    This general achievement trends profile includes information that the Center on Education Policy (CEP) and the Human Resources Research Organization (HumRRO) obtained from states from fall 2008 through April 2009. Included herein are: (1) Bullet points summarizing key findings about achievement trends in that state at three performance…

  15. General Achievement Trends: Virginia

    ERIC Educational Resources Information Center

    Center on Education Policy, 2009

    2009-01-01

    This general achievement trends profile includes information that the Center on Education Policy (CEP) and the Human Resources Research Organization (HumRRO) obtained from states from fall 2008 through April 2009. Included herein are: (1) Bullet points summarizing key findings about achievement trends in that state at three performance…
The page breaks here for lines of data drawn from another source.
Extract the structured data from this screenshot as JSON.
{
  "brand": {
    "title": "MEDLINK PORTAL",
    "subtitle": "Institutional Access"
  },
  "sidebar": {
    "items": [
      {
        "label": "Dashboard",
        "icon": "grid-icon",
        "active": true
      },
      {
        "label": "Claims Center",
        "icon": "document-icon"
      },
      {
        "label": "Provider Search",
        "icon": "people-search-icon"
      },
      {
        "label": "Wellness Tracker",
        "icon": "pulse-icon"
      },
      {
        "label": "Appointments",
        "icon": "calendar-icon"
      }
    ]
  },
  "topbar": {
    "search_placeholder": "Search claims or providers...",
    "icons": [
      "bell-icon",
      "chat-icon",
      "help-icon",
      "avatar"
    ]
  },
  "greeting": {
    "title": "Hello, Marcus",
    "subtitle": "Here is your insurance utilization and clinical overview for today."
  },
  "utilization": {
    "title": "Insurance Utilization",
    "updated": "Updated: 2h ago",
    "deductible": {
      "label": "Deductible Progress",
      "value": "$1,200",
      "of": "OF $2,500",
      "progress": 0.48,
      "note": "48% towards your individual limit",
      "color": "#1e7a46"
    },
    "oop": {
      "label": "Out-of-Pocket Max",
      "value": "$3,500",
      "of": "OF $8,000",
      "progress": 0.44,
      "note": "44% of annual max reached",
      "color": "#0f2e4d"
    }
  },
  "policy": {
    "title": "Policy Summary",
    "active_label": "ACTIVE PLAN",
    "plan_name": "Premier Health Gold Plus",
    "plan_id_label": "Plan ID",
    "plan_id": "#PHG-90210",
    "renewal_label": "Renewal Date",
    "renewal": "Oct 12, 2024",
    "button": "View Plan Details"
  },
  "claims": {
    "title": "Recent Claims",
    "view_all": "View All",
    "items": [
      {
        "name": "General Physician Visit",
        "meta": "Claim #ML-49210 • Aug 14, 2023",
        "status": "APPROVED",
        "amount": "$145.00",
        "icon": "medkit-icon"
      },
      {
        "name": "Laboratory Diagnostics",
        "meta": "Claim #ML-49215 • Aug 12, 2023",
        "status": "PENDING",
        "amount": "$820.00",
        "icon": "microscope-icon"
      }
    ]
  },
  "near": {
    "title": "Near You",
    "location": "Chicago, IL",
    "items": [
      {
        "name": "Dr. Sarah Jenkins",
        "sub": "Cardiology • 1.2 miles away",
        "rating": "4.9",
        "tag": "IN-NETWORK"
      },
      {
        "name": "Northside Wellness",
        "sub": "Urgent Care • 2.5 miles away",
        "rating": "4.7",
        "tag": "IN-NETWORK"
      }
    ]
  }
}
  16. General Achievement Trends: Michigan

    ERIC Educational Resources Information Center

    Center on Education Policy, 2009
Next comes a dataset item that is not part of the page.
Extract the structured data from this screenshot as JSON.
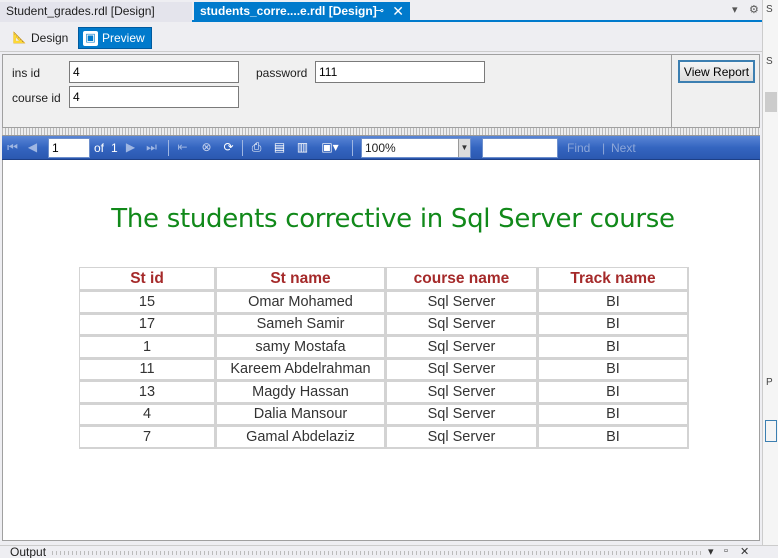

    2009-01-01

    This general achievement trends profile includes information that the Center on Education Policy (CEP) and the Human Resources Research Organization (HumRRO) obtained from states from fall 2008 through April 2009. Included herein are: (1) Bullet points summarizing key findings about achievement trends in that state at three performance…

  17. General Achievement Trends: Colorado

    ERIC Educational Resources Information Center

    Center on Education Policy, 2009

    2009-01-01

    This general achievement trends profile includes information that the Center on Education Policy (CEP) and the Human Resources Research Organization (HumRRO) obtained from states from fall 2008 through April 2009. Included herein are: (1) Bullet points summarizing key findings about achievement trends in that state at three performance…

  18. Inverting the Achievement Pyramid

    ERIC Educational Resources Information Center

    White-Hood, Marian; Shindel, Melissa

    2006-01-01

    Attempting to invert the pyramid to improve student achievement and increase all students' chances for success is not a new endeavor. For decades, educators have strategized, formed think tanks, and developed school improvement teams to find better ways to improve the achievement of all students. Currently, the No Child Left Behind Act (NCLB) is…

  19. Achievement Test Program.

    ERIC Educational Resources Information Center

    Ohio State Dept. of Education, Columbus. Trade and Industrial Education Service.

    The Ohio Trade and Industrial Education Achievement Test battery is comprised of seven basic achievement tests: Machine Trades, Automotive Mechanics, Basic Electricity, Basic Electronics, Mechanical Drafting, Printing, and Sheet Metal. The tests were developed by subject matter committees and specialists in testing and research. The Ohio Trade and…

  20. School Effects on Achievement.

    ERIC Educational Resources Information Center

    Nichols, Robert C.

    The New York State Education Department conducts a Pupil Evaluation Program (PEP) in which each year all third, sixth, and ninth grade students in the state are given a series of achievement tests in reading and mathematics. The data accumulated by the department includes achievement test scores, teacher characteristics, building and curriculum…